> Work to complete
Report only the number of lines in the records that contain the word "icon".

::: Listed entries :::

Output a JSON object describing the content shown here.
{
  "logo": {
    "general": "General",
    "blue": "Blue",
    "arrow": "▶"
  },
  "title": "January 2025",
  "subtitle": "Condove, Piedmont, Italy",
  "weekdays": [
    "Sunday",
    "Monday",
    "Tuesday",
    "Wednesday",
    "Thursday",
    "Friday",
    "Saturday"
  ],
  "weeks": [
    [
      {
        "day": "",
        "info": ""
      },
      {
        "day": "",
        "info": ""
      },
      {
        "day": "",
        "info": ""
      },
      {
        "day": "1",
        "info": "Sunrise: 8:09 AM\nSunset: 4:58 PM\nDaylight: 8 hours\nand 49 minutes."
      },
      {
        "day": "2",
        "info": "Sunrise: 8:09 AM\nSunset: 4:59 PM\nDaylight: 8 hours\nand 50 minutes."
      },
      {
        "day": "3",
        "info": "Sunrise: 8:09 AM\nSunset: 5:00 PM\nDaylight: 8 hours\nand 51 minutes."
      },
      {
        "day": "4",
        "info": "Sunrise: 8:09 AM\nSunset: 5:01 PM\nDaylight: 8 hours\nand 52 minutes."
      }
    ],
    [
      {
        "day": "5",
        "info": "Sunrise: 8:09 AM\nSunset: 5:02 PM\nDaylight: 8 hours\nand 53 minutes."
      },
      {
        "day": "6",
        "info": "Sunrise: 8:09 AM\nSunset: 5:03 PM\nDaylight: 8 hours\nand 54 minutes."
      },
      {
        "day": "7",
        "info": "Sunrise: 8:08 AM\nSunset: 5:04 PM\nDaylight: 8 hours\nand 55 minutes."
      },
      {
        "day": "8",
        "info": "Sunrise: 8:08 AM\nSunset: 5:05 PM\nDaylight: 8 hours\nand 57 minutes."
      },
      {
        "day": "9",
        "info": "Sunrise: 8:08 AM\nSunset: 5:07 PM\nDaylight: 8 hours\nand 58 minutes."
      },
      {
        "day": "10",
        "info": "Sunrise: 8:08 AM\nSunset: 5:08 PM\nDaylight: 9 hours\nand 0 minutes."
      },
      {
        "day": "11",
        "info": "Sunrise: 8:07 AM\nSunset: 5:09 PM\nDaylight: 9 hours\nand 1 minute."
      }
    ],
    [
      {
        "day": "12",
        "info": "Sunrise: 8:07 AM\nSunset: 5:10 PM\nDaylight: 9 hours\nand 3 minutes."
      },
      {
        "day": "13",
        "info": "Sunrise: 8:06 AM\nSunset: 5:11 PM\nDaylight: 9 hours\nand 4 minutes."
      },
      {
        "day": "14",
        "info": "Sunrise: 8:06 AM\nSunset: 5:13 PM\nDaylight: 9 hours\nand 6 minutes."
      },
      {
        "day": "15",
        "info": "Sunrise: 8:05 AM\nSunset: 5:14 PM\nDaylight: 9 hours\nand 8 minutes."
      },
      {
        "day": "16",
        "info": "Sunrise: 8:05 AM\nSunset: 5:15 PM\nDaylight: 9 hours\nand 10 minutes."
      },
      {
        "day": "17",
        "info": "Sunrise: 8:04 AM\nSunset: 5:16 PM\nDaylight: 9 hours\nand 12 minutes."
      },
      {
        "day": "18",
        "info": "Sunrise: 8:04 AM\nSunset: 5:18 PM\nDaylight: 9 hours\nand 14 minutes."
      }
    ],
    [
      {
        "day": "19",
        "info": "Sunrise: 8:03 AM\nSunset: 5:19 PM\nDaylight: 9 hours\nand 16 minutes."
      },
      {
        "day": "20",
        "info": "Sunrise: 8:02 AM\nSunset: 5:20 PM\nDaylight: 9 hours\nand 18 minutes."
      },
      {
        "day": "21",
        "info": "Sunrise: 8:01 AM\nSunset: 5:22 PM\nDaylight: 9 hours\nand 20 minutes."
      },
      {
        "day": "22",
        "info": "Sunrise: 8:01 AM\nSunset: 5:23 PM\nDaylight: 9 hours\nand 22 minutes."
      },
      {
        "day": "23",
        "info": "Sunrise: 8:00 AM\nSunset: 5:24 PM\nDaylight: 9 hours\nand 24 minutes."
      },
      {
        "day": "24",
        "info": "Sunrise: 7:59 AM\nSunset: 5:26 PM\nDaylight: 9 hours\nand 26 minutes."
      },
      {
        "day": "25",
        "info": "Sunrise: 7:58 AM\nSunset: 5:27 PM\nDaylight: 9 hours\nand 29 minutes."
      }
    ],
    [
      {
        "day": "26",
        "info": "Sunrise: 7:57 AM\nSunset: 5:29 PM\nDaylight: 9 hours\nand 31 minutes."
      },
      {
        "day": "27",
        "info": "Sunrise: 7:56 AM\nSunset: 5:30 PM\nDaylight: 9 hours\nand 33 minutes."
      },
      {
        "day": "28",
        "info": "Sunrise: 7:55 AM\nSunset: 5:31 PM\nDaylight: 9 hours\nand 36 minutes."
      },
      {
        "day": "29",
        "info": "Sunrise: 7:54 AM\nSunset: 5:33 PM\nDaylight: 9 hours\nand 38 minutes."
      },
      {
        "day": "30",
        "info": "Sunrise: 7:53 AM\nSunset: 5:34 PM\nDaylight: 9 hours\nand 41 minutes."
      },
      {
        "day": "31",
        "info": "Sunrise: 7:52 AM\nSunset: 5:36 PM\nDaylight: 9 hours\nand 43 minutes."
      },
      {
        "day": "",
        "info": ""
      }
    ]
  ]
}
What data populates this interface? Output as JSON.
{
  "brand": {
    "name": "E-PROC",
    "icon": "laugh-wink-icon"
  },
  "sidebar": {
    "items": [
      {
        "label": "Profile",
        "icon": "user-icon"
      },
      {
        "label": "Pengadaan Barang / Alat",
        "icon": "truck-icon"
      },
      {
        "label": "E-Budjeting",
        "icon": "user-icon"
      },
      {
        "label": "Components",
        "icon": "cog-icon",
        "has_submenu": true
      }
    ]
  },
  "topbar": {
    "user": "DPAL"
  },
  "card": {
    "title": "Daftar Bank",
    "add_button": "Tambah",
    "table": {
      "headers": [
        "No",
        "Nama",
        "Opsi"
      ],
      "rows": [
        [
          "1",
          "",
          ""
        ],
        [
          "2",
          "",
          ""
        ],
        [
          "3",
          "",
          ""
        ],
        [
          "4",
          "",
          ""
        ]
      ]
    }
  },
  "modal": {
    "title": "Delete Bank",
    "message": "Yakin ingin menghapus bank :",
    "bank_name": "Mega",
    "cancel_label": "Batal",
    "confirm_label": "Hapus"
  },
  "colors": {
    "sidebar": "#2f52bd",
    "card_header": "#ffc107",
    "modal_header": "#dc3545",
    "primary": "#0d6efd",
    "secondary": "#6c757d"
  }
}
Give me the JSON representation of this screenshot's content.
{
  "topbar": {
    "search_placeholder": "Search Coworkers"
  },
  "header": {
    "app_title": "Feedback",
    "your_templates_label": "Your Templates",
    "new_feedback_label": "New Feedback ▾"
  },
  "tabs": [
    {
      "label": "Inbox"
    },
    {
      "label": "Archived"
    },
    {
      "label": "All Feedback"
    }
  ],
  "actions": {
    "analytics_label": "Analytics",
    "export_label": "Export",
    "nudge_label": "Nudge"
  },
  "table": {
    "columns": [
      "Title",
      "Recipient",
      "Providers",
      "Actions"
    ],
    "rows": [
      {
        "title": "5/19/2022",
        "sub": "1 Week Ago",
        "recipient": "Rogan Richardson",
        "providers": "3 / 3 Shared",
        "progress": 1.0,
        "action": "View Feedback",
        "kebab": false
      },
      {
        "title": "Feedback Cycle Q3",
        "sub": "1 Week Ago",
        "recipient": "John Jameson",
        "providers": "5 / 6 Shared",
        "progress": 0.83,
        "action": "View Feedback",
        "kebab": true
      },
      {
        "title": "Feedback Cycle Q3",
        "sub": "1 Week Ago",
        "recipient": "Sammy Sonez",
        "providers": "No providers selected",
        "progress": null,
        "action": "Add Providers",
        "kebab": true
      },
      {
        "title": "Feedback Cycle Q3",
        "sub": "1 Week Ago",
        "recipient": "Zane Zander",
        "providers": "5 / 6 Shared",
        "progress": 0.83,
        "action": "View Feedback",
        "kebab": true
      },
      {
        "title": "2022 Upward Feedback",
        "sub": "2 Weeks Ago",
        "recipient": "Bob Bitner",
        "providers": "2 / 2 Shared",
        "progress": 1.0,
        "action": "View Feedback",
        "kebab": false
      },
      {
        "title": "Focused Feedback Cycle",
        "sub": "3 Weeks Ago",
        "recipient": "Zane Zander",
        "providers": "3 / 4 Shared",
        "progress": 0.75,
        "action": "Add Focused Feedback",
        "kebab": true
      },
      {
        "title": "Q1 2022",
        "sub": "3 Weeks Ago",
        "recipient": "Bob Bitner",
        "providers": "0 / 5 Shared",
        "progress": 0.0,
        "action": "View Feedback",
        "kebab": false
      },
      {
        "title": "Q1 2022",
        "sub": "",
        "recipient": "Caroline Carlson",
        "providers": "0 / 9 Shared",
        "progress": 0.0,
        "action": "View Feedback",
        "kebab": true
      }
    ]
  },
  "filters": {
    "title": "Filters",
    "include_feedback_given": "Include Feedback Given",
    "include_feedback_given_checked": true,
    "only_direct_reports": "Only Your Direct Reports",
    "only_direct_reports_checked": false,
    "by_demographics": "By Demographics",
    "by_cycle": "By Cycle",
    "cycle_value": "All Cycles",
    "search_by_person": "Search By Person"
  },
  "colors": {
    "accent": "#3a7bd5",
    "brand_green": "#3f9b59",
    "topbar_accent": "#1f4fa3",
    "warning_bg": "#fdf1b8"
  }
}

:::

> Exercise answer
5